  • Build Back Better involves resilient infrastructure development (both public and private) to drive economic growth and energy efficiency.
  • Electrification as a trend is the growth in manufacture and sale of battery powered vehicles and resulting decline in Internal Combustion Engine (ICE) vehicles.
  • Biotechnology is the application of biological processes by various industries in order to develop breakthrough products, services and technology to combat diseases, reduce our environmental footprint, produce cleaner energy and more efficient industrial processes.
  • Nature-based solutions are activities that result in the sustainable management and restoration of our ecosystem – such as conserving forests, wetlands and mangroves, soil carbon sequestration, or biochar application – often increasing the carbon carrying capacity of these ecosystems.
  • Carbon capture utilisation and storage involves capturing CO2 from industrial processes, including heavy industry, pumping the gas underground and storing in geological formations.
  • Achieving the net zero transition by 2050 will require a fundamental transformation of global energy systems with decommissioning of carbon intensive assets playing a key role.
  • The concept of intellectual property refers to the legal entitlements that stem from intangible creations and assets. The four primary forms of intellectual property are patents, trademarks, copyrights and trade secrets, with a growing emphasis of digital assets.
  • The metaverse is a virtual world in which people live, work, shop, and interact with each other. Due to the versatile nature of the metaverse, the impact on the insurance market will be wide-ranging.
  • Shared autonomous vehicles, hailed vehicles, car sharing, and air taxis represent the single largest megatrend insurance opportunity of our top ten.
  • Prescriptive analytics examines data influx from a wide variety of internal and external sources and uses machine learning, image processing and statistics to come up with actionable insights to take advantage of future opportunities, with some systems having authority to make decisions automatically.
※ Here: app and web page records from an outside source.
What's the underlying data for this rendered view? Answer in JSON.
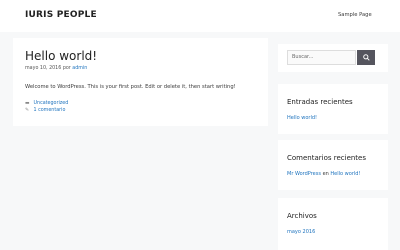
{
  "header": {
    "site_title": "IURIS PEOPLE",
    "nav": [
      "Sample Page"
    ]
  },
  "post": {
    "title": "Hello world!",
    "date": "mayo 10, 2016",
    "by": "por",
    "author": "admin",
    "content": "Welcome to WordPress. This is your first post. Edit or delete it, then start writing!",
    "category": "Uncategorized",
    "comments": "1 comentario"
  },
  "sidebar": {
    "search": {
      "placeholder": "Buscar...",
      "button_icon": "search-icon"
    },
    "recent_posts": {
      "title": "Entradas recientes",
      "items": [
        "Hello world!"
      ]
    },
    "recent_comments": {
      "title": "Comentarios recientes",
      "author": "Mr WordPress",
      "on": "en",
      "post": "Hello world!"
    },
    "archives": {
      "title": "Archivos",
      "items": [
        "mayo 2016"
      ]
    }
  },
  "colors": {
    "background": "#f7f8f9",
    "link": "#1e73be",
    "button": "#55555e"
  }
}
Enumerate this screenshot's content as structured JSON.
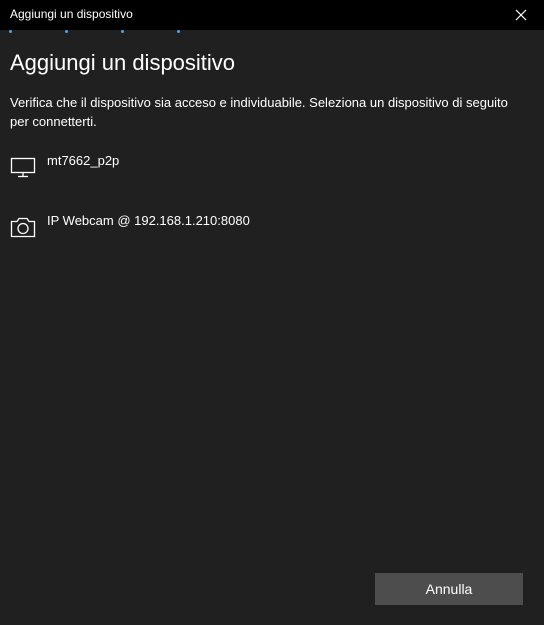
{
  "window": {
    "title": "Aggiungi un dispositivo"
  },
  "main": {
    "heading": "Aggiungi un dispositivo",
    "description": "Verifica che il dispositivo sia acceso e individuabile. Seleziona un dispositivo di seguito per connetterti."
  },
  "devices": [
    {
      "name": "mt7662_p2p",
      "icon": "monitor-icon"
    },
    {
      "name": "IP Webcam @ 192.168.1.210:8080",
      "icon": "camera-icon"
    }
  ],
  "footer": {
    "cancel_label": "Annulla"
  },
  "colors": {
    "background": "#202020",
    "titlebar": "#000000",
    "accent": "#4aa3f0",
    "button": "#4d4d4d",
    "text": "#ffffff"
  }
}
Many of the megatrends growth opportunities are immediate or would require relatively small investment in talent or technology by insurers. Other trends are less well developed at present, yet they represent potentially huge future markets for insurance.

Combined, Prescriptive Analytics, Shared Mobility, the Metaverse and IP could generate some $180+ bn in GWP by 2030

At a time when the value proposition of insurance is under growing pressure, megatrends present an opportunity for the industry to increase its relevance, while also creating new markets and increasing overall premium.


AUTHORS: Michael Cummings – Senior Principal, Aon’s Strategy and Technology Group, Claims, Margaret Leathers – Principal, Aon’s Strategy and Technology Group, Claims

You May Also Like